Medical and recreational marijuana could be a billion-dollar industry in The Bahamas, given the country’s multimillion count of visitors per annum, according to Elliot Hepburn-Marshall, president of Bahama Cann and CEO of Oakland, California-based Proper Rx Collective, which delivers medical marijuana to patients. He told Guardian Business on Monday that if marijuana was given the green light today in The Bahamas it would take 1.5 to two years before the industry could be viable.
Hepburn-Marshall, who hails from Grand Bahama but moved to California to pursue his business, was refuting the Report of the CARICOM Regional Commission on Marijuana 2018, which states that The Bahamas could see a financial benefit of about $5 million from the legalization of marijuana and regulation of its sale and use. Hepburn-Marshall said the population of The Bahamas is quite close to that of Oakland, California, where he runs his business.
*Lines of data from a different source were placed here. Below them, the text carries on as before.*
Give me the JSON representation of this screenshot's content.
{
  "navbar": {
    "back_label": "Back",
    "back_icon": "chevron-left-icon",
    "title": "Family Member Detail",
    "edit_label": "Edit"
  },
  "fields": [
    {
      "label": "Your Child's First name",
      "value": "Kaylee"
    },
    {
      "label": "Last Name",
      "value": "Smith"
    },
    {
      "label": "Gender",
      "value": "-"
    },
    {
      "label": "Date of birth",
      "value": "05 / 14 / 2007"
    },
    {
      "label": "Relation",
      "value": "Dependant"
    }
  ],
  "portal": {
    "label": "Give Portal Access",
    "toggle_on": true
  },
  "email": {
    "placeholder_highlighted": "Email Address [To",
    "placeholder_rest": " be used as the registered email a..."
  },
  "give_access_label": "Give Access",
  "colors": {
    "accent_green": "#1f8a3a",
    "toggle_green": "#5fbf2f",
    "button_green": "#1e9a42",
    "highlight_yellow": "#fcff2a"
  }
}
In Oakland, before recreational use of marijuana was allowed by the state, medical marijuana sales were bringing in a little less than $1 billion, according to Hepburn-Marshall.
He contended that because The Bahamas attracts close to six million visitors per year, if medical and recreational marijuana were given the green light, the country could bring in close to $1.5 billion.
“Oakland is not a tourism mecca,” he said.
“We see much more tourists here (The Bahamas) than they do there. This is easily a $1.5 billion-plus industry in The Bahamas, if not more, just depending on how open it is, if it’s only medical or if it’s recreational as well.”
Bahama Cann recently commissioned a poll which revealed that Bahamians are in favor of legalizing marijuana and see the medicinal benefits of the plant.
“We wanted to see just how controversial it was and the polling was a way to get a pulse of where the people are,” said Hepburn-Marshall.
“We have a lot of sick people here, and just about every Bahamian has been drugs”, which includes marijuana use, has been a bane on the lives of black and poor people in the U.S. and The Bahamas. While the U.S. has been slowly opening up to the use of marijuana for recreation and as a medicine, black people have still been disproportionately ostracized from the benefits of its liberalization.
Hepburn-Marshall thinks The Bahamas could be a poster child for black ownership in the marijuana industry.
“The war on drugs has been a failure,” he said.
“It’s oppression of black people and it pretty much stated that in the CARICOM report. And it’s almost like we’re hearing that we like that oppression, and we’re okay with that oppression for now. I push back against that. I despise that oppression. The war on drugs has destroyed families in our country, and we’re still destroying families while it’s a globally recognized industry with tens of billions of dollars transferred every year.
“This is our opportunity to be at the table and for upward mobility for Bahamians, to get us in an industry besides service, and that’s been the point this time in this fight.”
Hepburn-Marshall said the legalization of marijuana in the U.S. changed his life and his business.
“I miss home,” he said. “I want to come home, and I would love to be a part of bringing this industry back here and be able to continue my life.”
According to Hepburn-Marshall, about 35 different sectors could be created or positively affected by the legalization of marijuana; some would benefit as ancillary industries.
He said some of the industries that could benefit from marijuana legalization are accounting, advertising and marketing, compliance, events and conferences, extraction and processing equipment sellers, real estate, lab and testing services.